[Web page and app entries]
--------------------------------------------------
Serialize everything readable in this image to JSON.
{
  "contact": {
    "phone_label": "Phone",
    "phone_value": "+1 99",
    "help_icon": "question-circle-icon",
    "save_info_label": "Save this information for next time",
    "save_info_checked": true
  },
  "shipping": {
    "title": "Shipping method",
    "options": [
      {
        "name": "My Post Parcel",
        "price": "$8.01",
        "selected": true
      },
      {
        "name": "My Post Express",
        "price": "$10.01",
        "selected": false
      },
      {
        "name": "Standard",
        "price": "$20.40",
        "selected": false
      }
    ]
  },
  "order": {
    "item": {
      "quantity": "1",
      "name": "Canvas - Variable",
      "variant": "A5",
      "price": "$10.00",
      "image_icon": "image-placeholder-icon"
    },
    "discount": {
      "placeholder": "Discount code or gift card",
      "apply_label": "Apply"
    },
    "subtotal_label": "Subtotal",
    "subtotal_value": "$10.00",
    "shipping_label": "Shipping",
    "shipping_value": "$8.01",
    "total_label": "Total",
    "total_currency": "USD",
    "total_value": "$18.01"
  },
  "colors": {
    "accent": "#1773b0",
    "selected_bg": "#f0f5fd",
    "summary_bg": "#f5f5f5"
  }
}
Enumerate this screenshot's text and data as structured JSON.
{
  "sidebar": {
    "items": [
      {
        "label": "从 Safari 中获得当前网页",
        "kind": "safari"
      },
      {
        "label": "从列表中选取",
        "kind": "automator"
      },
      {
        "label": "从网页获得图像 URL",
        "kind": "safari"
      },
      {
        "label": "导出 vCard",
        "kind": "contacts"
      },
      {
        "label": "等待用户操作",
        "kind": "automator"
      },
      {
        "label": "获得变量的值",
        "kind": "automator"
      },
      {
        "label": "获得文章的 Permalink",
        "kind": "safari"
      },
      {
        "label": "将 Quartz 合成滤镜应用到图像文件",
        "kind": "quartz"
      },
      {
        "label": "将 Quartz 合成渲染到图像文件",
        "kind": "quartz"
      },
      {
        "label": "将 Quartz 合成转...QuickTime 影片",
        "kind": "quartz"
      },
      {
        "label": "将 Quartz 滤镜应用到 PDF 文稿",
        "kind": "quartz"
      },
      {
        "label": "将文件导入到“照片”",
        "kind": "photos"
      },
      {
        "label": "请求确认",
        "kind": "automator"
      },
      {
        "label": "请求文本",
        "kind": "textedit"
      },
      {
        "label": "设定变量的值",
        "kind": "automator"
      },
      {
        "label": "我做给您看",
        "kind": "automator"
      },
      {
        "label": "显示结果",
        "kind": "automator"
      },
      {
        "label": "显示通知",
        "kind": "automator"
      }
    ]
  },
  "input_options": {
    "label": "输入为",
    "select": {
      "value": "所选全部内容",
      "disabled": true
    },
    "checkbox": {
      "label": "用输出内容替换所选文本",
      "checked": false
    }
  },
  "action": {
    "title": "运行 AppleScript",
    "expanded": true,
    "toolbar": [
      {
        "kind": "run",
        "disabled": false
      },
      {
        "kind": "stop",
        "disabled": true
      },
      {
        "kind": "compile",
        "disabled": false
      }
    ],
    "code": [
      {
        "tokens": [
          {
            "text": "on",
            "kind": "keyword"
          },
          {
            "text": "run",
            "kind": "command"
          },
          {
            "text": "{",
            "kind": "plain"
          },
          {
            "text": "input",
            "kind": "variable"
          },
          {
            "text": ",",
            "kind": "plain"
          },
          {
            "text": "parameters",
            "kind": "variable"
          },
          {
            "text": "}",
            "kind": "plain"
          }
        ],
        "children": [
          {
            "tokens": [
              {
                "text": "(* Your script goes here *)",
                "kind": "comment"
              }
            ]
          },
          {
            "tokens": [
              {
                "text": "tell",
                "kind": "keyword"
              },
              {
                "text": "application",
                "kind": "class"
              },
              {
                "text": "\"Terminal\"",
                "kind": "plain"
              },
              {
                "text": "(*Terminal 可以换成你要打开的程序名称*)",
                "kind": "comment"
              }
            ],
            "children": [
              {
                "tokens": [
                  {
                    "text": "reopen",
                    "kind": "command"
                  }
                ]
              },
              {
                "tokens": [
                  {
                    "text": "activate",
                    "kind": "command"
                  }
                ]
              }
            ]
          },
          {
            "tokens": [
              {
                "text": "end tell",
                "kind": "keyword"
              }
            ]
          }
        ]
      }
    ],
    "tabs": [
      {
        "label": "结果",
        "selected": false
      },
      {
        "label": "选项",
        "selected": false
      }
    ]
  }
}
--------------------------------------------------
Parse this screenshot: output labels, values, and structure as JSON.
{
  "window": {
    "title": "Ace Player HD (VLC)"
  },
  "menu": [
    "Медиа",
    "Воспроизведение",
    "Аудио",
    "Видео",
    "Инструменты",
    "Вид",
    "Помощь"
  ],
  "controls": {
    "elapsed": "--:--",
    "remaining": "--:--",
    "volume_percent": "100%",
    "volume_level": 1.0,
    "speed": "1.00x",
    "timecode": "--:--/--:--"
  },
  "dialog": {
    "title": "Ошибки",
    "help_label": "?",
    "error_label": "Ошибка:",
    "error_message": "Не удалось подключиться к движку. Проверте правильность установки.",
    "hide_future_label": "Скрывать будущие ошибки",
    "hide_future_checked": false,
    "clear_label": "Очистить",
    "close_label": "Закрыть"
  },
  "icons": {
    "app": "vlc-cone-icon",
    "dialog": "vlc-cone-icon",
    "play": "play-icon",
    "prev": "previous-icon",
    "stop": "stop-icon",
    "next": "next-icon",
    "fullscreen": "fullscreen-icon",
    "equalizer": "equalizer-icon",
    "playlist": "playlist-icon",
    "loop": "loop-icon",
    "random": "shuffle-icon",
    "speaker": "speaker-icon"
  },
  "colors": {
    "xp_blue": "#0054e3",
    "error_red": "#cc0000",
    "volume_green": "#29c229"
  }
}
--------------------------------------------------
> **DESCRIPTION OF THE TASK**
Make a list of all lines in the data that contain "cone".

> **PROBLEM SOLUTION**
    "app": "vlc-cone-icon",
    "dialog": "vlc-cone-icon",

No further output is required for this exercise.